Equality commission backs religious claims
- 12 July 2011
- From the section UK
Four British Christians with religious discrimination claims at the European Court of Human Rights have been backed by the UK's equality watchdog.
The claimants include an airline worker who was prevented from wearing a cross and a relationship counsellor who refused to deal with gay couples.
The Equality and Human Rights Commission said judges had interpreted equality law "too narrowly".
This made it difficult for employers to protect freedom of religion, it added.
The cases involve British Airways check-in clerk Nadia Eweida, nurse Shirley Chaplin, relationship counsellor Gary McFarlane and registrar Lilian Ladele
- Ms Eweida, a Pentecostal Christian, was sent home from work in 2006 after refusing to remove a necklace with a cross
- Mrs Chaplin was moved to a desk job by Royal Devon and Exeter NHS Trust Hospital for similar reasons
- Mr McFarlane, a Bristol counsellor, was sacked for refusing to give relationship advice to gay people
- Ms Ladele was disciplined after she refused to conduct same-sex civil partnership ceremonies in north London
The commission said judges had interpreted equality laws too narrowly in religious claims, leading employers to place undue restriction on how far Christians could behave in accordance with their beliefs.
John Wadham, legal group director at the commission, said: "Our intervention in these cases would encourage judges to interpret the law more broadly and more clearly to the benefit of people who are religious and those who are not.
"The idea of making reasonable adjustments to accommodate a person's needs has served disability discrimination law well for decades.

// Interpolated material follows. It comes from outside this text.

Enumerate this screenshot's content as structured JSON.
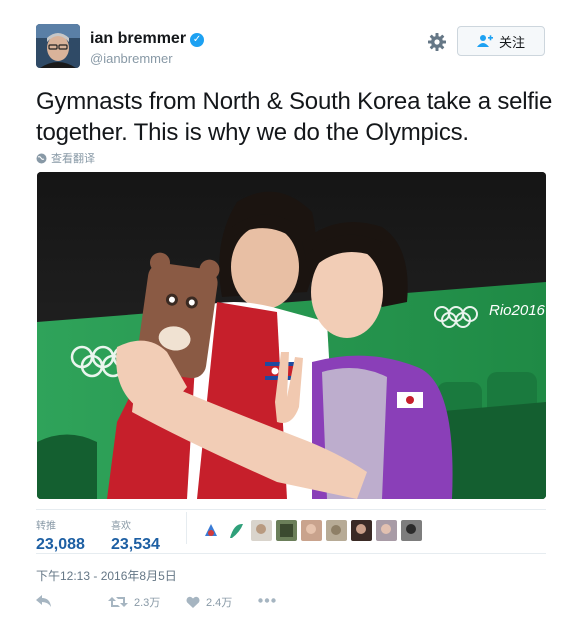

"It seems reasonable that a similar concept could be adopted to allow someone to manifest their religious beliefs."